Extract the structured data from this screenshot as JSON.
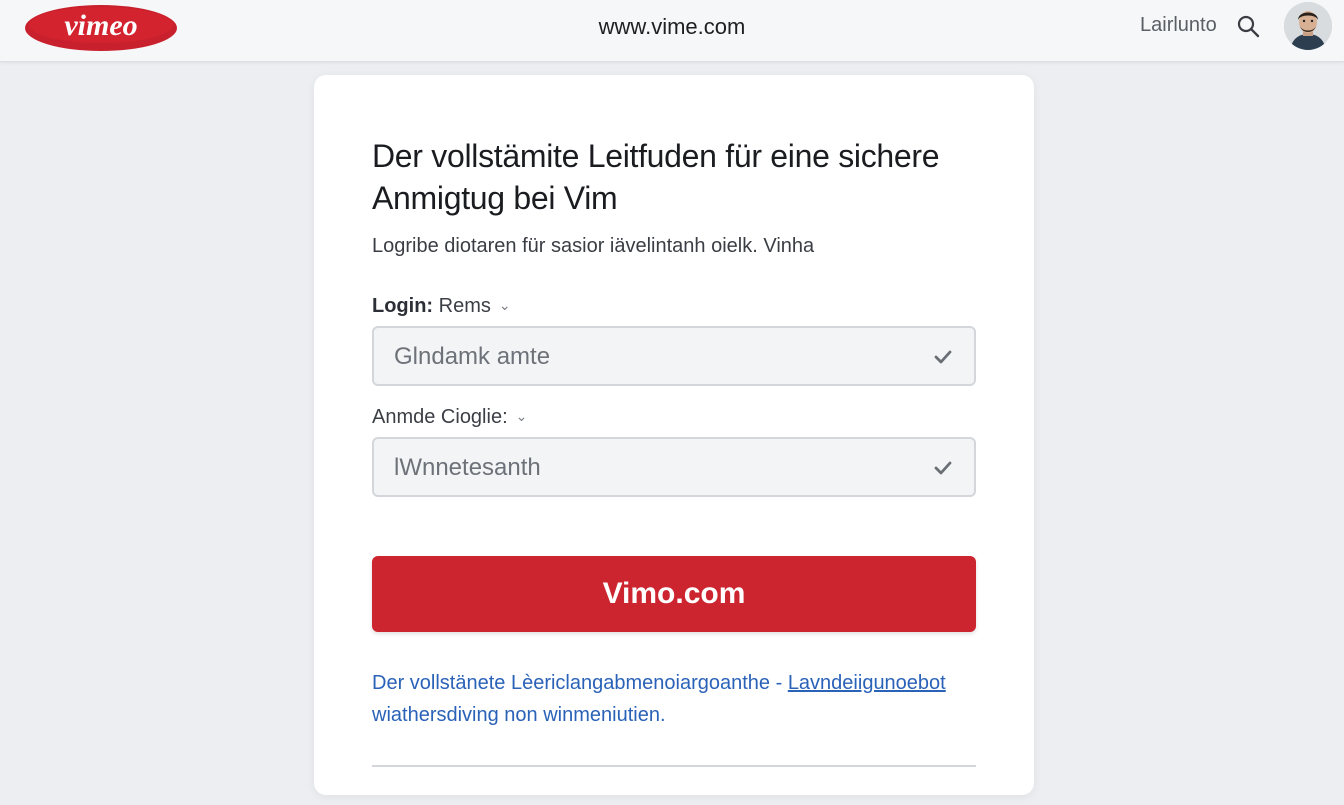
{
  "header": {
    "logo_text": "vimeo",
    "url": "www.vime.com",
    "account_label": "Lairlunto",
    "search_icon": "search-icon",
    "avatar_icon": "avatar"
  },
  "card": {
    "title": "Der vollstämite Leitfuden für eine sichere Anmigtug bei Vim",
    "subtitle": "Logribe diotaren für sasior iävelintanh oielk. Vinha",
    "fields": [
      {
        "label_bold": "Login:",
        "label_rest": " Rems",
        "value": "Glndamk amte",
        "icon": "check-icon"
      },
      {
        "label_bold": "",
        "label_rest": "Anmde Cioglie:",
        "value": "lWnnetesanth",
        "icon": "check-icon"
      }
    ],
    "primary_button": "Vimo.com",
    "footer": {
      "text": "Der vollstänete Lèericlangabmenoiargoanthe - ",
      "link": "Lavndeiigunoebot",
      "text2": "wiathersdiving non winmeniutien."
    }
  },
  "colors": {
    "brand_red": "#cc2530",
    "link_blue": "#2a62b8"
  }
}
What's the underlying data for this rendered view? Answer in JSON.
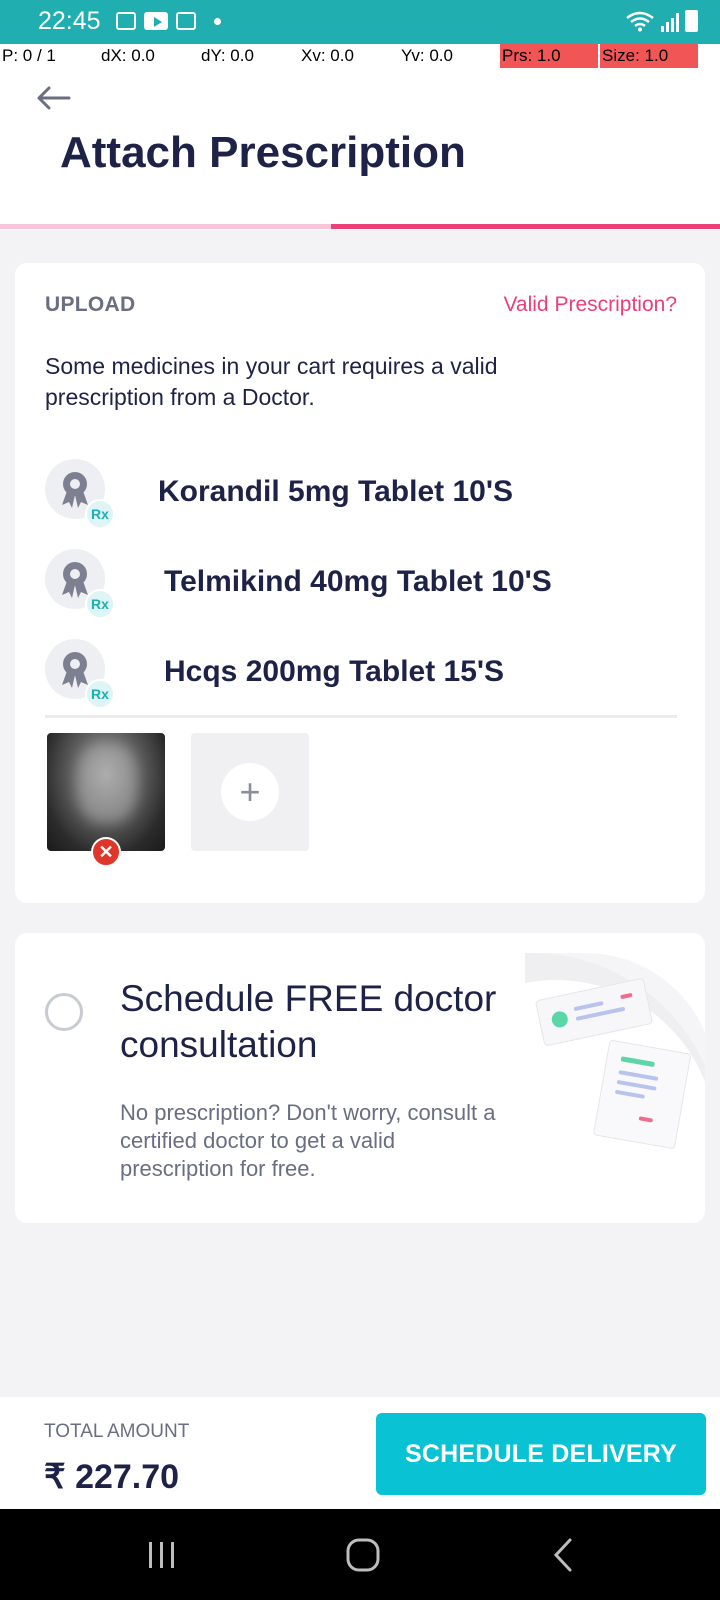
{
  "status_bar": {
    "time": "22:45"
  },
  "debug": {
    "p": "P: 0 / 1",
    "dx": "dX: 0.0",
    "dy": "dY: 0.0",
    "xv": "Xv: 0.0",
    "yv": "Yv: 0.0",
    "prs": "Prs: 1.0",
    "size": "Size: 1.0"
  },
  "header": {
    "title": "Attach Prescription",
    "progress": 0.54
  },
  "upload": {
    "label": "UPLOAD",
    "valid_link": "Valid Prescription?",
    "description": "Some medicines in your cart requires a valid prescription from a Doctor.",
    "rx_label": "Rx",
    "medicines": [
      {
        "name": "Korandil 5mg Tablet 10'S"
      },
      {
        "name": "Telmikind 40mg Tablet 10'S"
      },
      {
        "name": "Hcqs 200mg Tablet 15'S"
      }
    ],
    "add_symbol": "+",
    "remove_symbol": "✕"
  },
  "consult": {
    "title": "Schedule FREE doctor consultation",
    "description": "No prescription? Don't worry, consult a certified doctor to get a valid prescription for free."
  },
  "footer": {
    "total_label": "TOTAL AMOUNT",
    "total_amount": "₹ 227.70",
    "button_label": "SCHEDULE DELIVERY"
  },
  "colors": {
    "status_bar": "#21aeb0",
    "accent_pink": "#ed3f77",
    "button": "#09c2d4",
    "text_dark": "#1e2247"
  }
}
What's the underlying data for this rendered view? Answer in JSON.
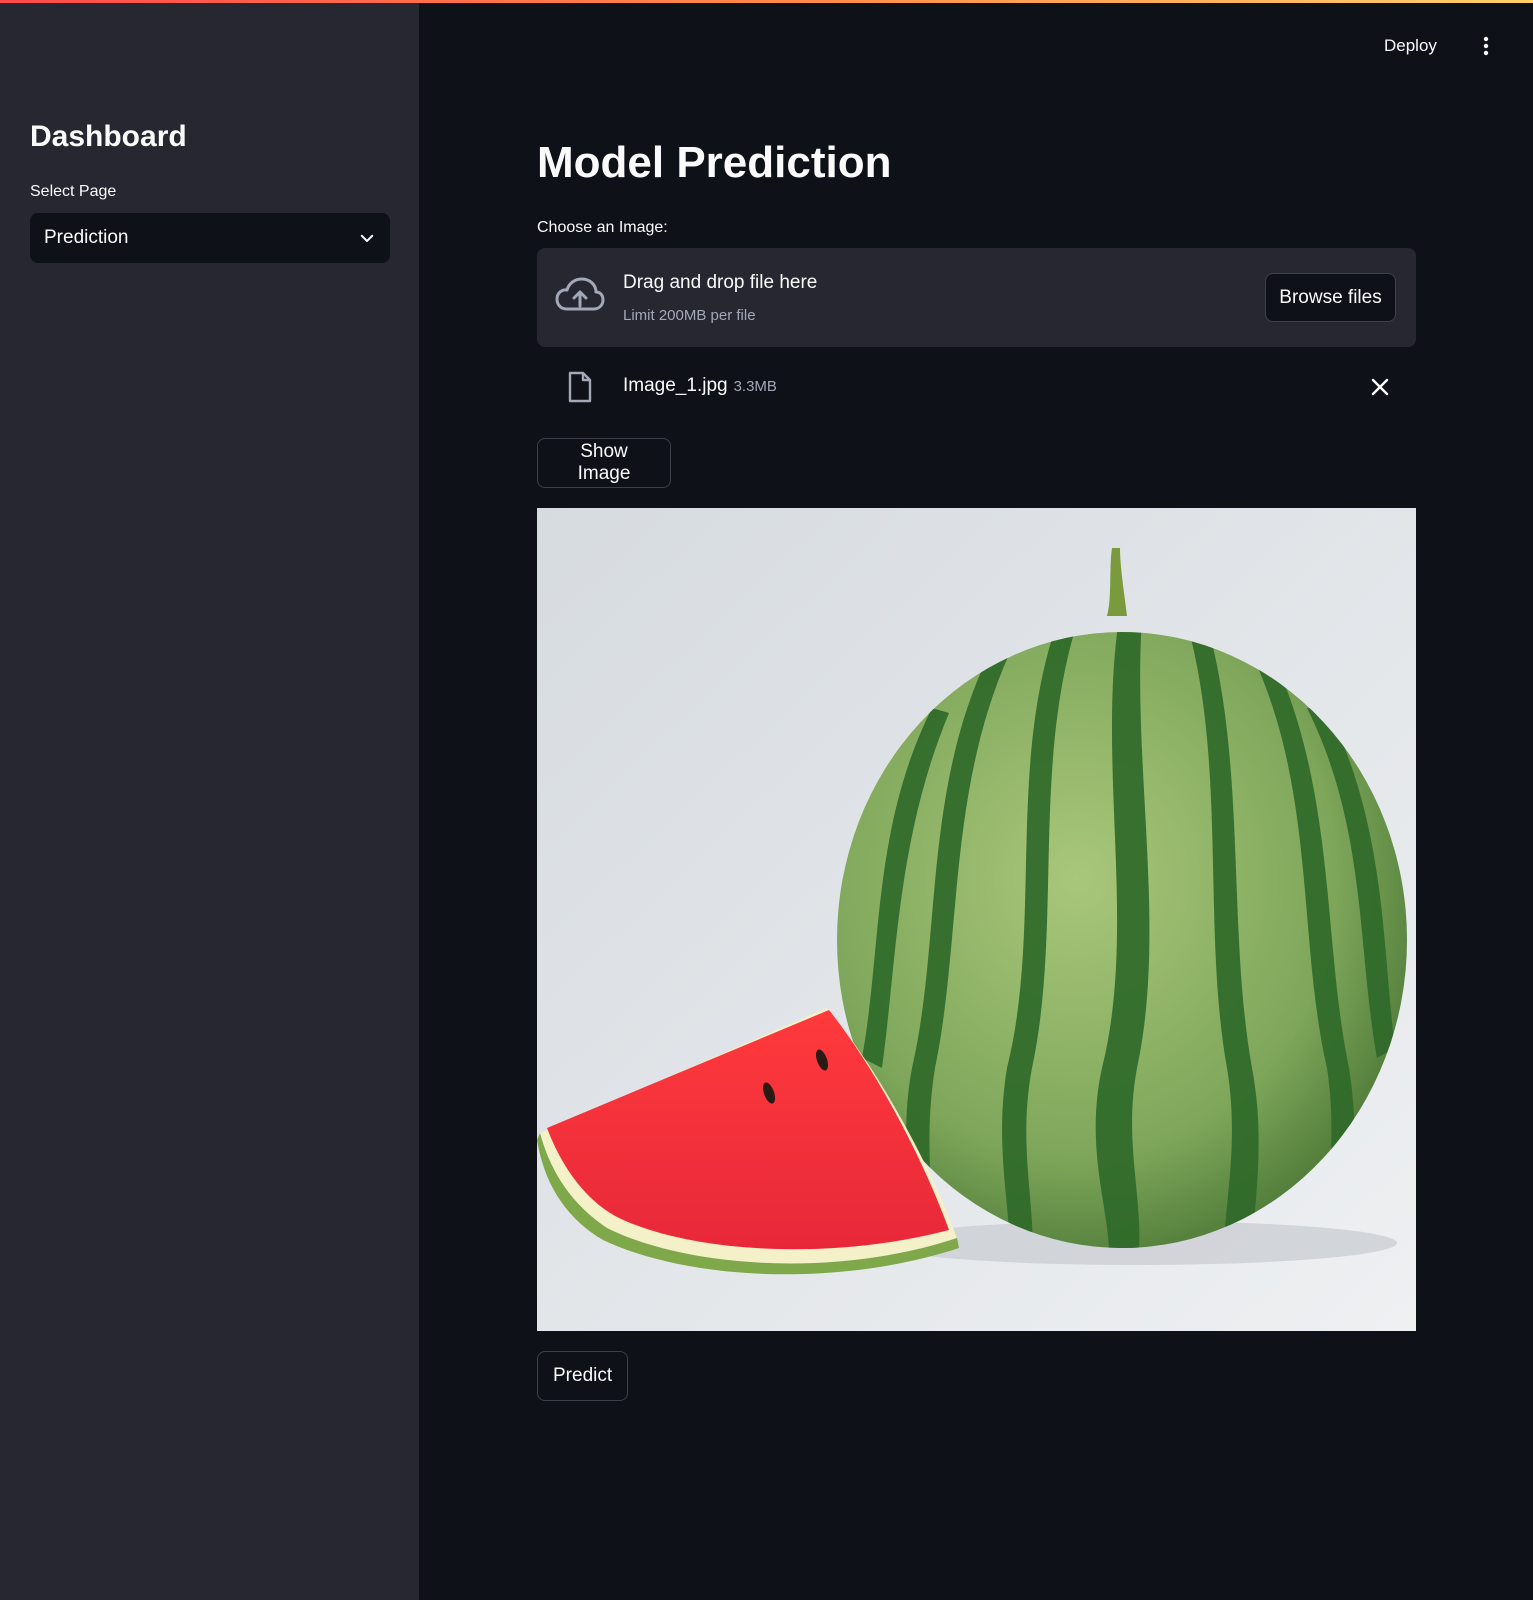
{
  "sidebar": {
    "title": "Dashboard",
    "select_label": "Select Page",
    "select_value": "Prediction"
  },
  "header": {
    "deploy_label": "Deploy"
  },
  "main": {
    "title": "Model Prediction",
    "uploader": {
      "label": "Choose an Image:",
      "drop_text": "Drag and drop file here",
      "limit_text": "Limit 200MB per file",
      "browse_label": "Browse files"
    },
    "file": {
      "name": "Image_1.jpg",
      "size": "3.3MB"
    },
    "show_image_label": "Show Image",
    "predict_label": "Predict"
  },
  "colors": {
    "background": "#0e1117",
    "sidebar": "#262730",
    "accent_gradient": [
      "#ff4b4b",
      "#ffd16a"
    ]
  },
  "icons": [
    "upload-cloud-icon",
    "file-icon",
    "close-icon",
    "chevron-down-icon",
    "kebab-menu-icon"
  ]
}
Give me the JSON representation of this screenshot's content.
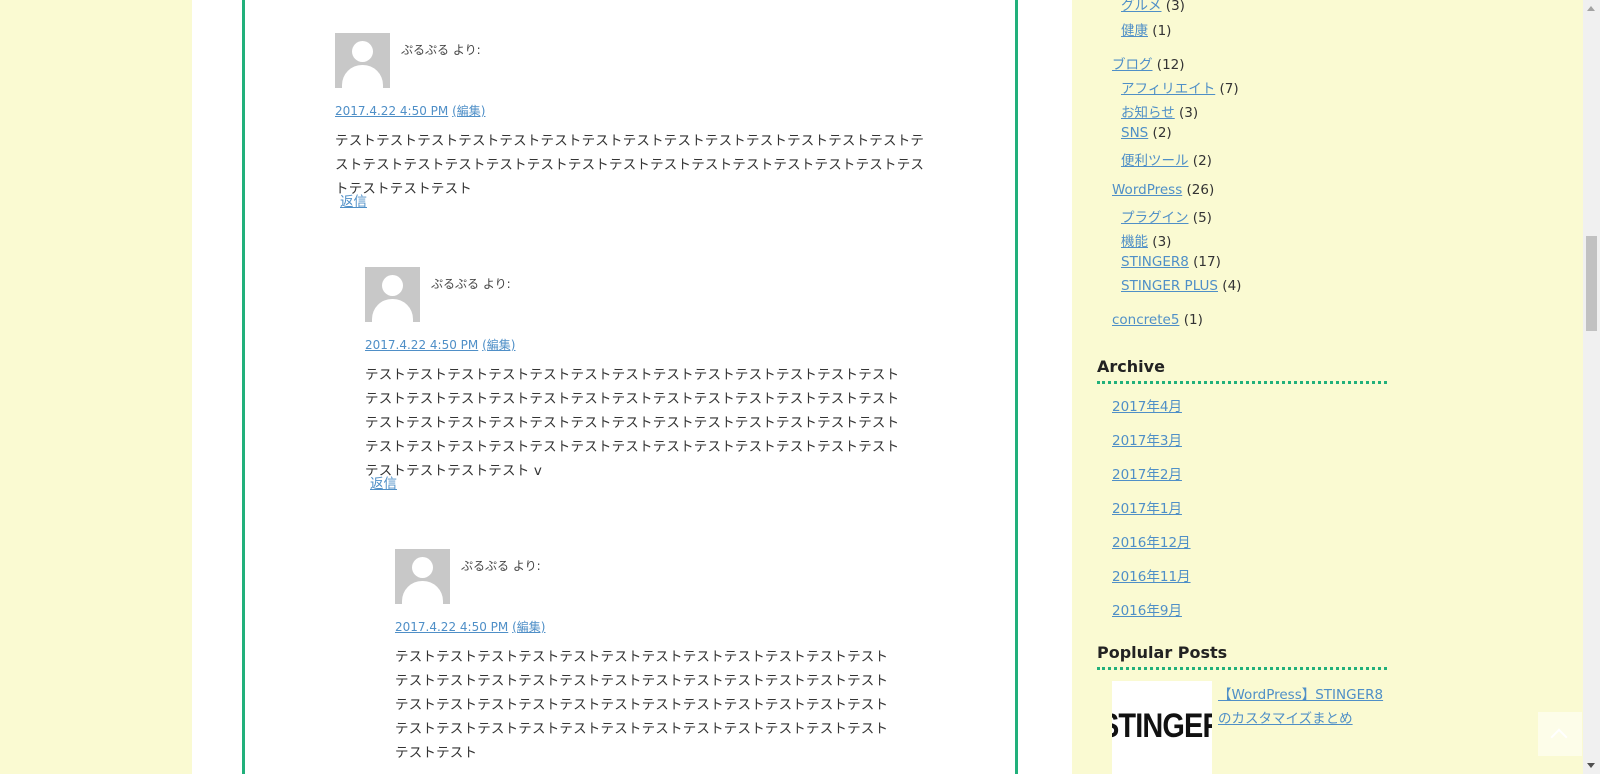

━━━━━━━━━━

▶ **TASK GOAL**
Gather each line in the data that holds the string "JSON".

▶ **EXPECTED OUTPUT**
Extract the structured data from this screenshot as JSON.
What's the underlying data for this rendered view? Answer in JSON.
What's the underlying data for this rendered view? Answer in JSON.
Give me the JSON representation of this screenshot's content.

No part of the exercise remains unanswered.